[azon_inpost asin=”B00BFP81JQ” tpl=”tpl_4″]Deep Water Structure Fishing For Spotted Bass With Mack Farr[/azon_inpost]
It wasn’t until I lived in Texas while I was in the Army, that I really started loving Bass fishing. Being stationed at Fort Hood, I had easy access to Belton Lake and Stillhouse Hollow Reservoir. Both are great fishing lakes and made it easy to fish through the winter without freezing my butt off. I started catching White Bass, Hybrid Bass, and Largemouth Bass. That’s when my love affair with Bass started. I always loved catching any kind of fish before that time, but I really started to focus on Bass fishing.
I must admit, I am not a great Bass fisherman, but I am a huge fan of Bass fishing and that is why I started this website. I try to find interesting articles about fishing and share my love of Bass fishing with as many people as possible. Below are a few articles I found that may be of some interest to anybody who is thinking about becoming a Pro Bass Fisherman, and the difficulties associated with it. This is not meant to discourage anybody, it is a reality check that should be considered before dedicating your life to it. Everybody should follow their dreams, but how to become a Professional Bass Fishing isn’t as easy as one might think. Here are some excerpts with links to the more qualified Bass fishermen’s opinions on this subject.
From Manteca Bulletin
I recently overheard a few anglers talking about how making their hobby their job would be like not working at all. I used to think the same until I watched a very close friend of mine decided to make fishing his career. A job is a job; eventually, there are going to be days when you’d rather be somewhere else. Unless a person is truly fortunate to work for themselves and can pick and choose when they want to work, all jobs have their challenges. For professional anglers, driving around in an $80, 000-dollar boat that’s being towed by a $70, 000 truck, there’s a lot required from them.
Actually, I will answer the question by the end of this article. How could anybody possibly be crazy enough to want to become an Elite Series bass fishing pro? How could you high school kids be wearing a Skeet Reese jersey with your sights set on being just like him in a few years?
Image courtesy of bassmaster.com

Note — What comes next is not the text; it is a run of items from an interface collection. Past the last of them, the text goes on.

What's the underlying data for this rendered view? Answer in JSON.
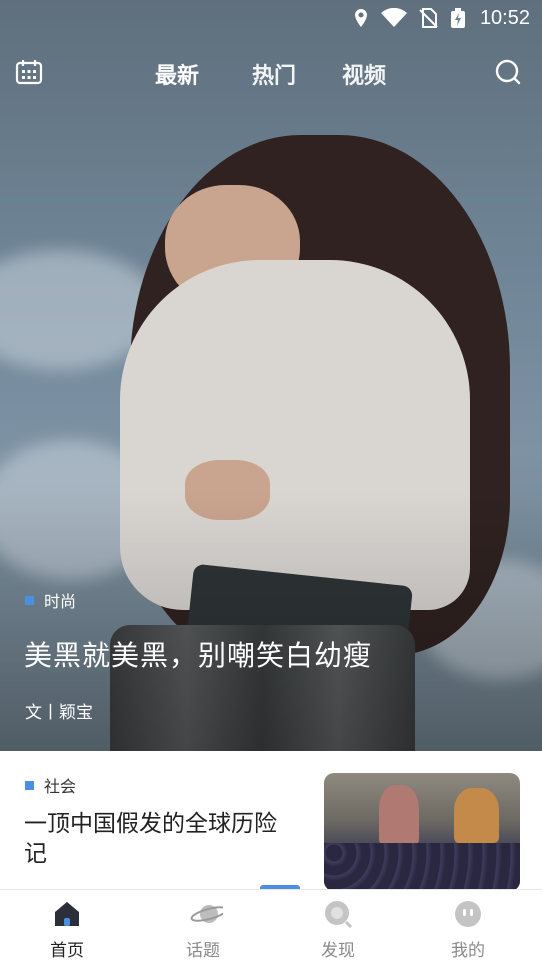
{
  "status_bar": {
    "time": "10:52"
  },
  "top_nav": {
    "tabs": [
      {
        "label": "最新",
        "active": true
      },
      {
        "label": "热门",
        "active": false
      },
      {
        "label": "视频",
        "active": false
      }
    ],
    "left_icon": "calendar-icon",
    "right_icon": "search-icon"
  },
  "hero": {
    "category": "时尚",
    "title": "美黑就美黑，别嘲笑白幼瘦",
    "author": "文丨颖宝"
  },
  "feed": {
    "items": [
      {
        "category": "社会",
        "title": "一顶中国假发的全球历险记"
      }
    ]
  },
  "bottom_nav": {
    "items": [
      {
        "label": "首页",
        "icon": "home-icon",
        "active": true
      },
      {
        "label": "话题",
        "icon": "planet-icon",
        "active": false
      },
      {
        "label": "发现",
        "icon": "discover-icon",
        "active": false
      },
      {
        "label": "我的",
        "icon": "profile-icon",
        "active": false
      }
    ]
  },
  "colors": {
    "accent": "#4a90e2",
    "nav_inactive": "#8a8a8a"
  }
}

How do I get started in tournament fishing? This is one of the questions most frequently asked of professional anglers. The wording may differ here and there – What tips do you have for a beginner who wants to enter tournaments? How do I become a pro? What advice do you have for a 26-year-old co-angler who fishes the BFLs? etc. – but the question endures, generation after generation.While there may not be a one-size-fits-all answer, there is a common thread that runs through the advice pros give time and time again: Fish local tournaments as an amateur or co-angler, learn as much as you can from your pro partners, and then work your way up the tournament ladder.
10 Biggest Myths of Bass Fishing from Discover Boating. The more you know, the better you fish
The late Al Houser, former director of the Oklahoma Fisheries Research Lab, made a comment thats stuck in my head for 30 years. The problem isnt that anglers are ignorant, he lamented, its that they know so many things that just aint so.Every angler group has its widely held fallacies, perhaps none more than bass anglers. Thats perhaps surprising, given the volume of research directed at black bass.